Chapter One

Introduction

The patterns and processes involved in the cultural changes in southeast China during the Neolithic period (ca. 3500–6500 B.P) have broad impli­cations for understanding many important issues in the prehistory of mainland China, Taiwan, Southeast Asia, as well as the Pacific. The formation process of southeast China‘s Neolithic cultural traditions holds key evidence for examining the impacts of agricultural expansions, population dispersals, maritime adaptation, and seafaring upon human society in prehistoric China. Southeast China has also been increasingly recognized as critical for investigating the origins of the Austronesian Cultures as well as the Austronesian people (Bellwood, 2005, 2006a, 2006b; also see Chapter Four). Yet unfortunately our knowledge of the Neolithic of this strategic area is among the most limited ones in both Chinese and Pacific archaeology. Thus, the primary goal of this archaeological investigation is to put forward new evidence for a better understanding of the Neolithic of southeast China.
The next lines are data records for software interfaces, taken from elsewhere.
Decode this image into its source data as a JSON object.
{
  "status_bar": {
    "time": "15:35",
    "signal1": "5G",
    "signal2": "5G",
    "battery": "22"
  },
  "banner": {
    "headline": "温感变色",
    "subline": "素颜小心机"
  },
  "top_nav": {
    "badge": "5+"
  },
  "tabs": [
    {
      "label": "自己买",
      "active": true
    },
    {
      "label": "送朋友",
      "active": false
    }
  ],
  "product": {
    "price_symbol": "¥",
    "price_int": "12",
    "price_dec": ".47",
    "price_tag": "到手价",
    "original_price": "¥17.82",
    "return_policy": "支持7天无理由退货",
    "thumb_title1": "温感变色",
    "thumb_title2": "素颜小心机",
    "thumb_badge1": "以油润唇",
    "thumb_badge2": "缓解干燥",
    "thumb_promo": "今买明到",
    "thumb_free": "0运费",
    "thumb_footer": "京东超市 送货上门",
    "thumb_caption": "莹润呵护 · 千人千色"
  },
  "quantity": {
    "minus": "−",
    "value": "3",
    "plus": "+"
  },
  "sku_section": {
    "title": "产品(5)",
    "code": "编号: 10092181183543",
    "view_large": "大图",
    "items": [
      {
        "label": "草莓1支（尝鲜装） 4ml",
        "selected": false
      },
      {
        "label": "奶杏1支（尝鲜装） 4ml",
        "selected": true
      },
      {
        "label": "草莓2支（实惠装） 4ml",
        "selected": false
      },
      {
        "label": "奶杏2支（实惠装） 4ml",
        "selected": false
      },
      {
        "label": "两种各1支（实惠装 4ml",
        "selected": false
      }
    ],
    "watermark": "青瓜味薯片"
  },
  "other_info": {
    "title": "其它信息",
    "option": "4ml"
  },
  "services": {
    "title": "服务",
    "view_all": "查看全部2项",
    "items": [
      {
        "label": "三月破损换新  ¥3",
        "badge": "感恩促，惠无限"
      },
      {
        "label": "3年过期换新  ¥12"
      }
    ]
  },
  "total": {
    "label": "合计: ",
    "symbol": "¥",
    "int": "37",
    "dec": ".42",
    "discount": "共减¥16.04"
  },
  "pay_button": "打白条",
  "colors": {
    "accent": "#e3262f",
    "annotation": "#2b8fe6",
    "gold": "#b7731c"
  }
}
By focusing on studies of chronology, subsistence pattern and regional interaction spheres, I establish a contextual framework to interpret the mechanism of cultural and social transformation. In accordance with the increasing international attention on the search for the homeland of Austronesian speakers, the implications of the Neolithic cultural changes of southeast China for understanding the early expansion of the Proto-Austronesians are addressed.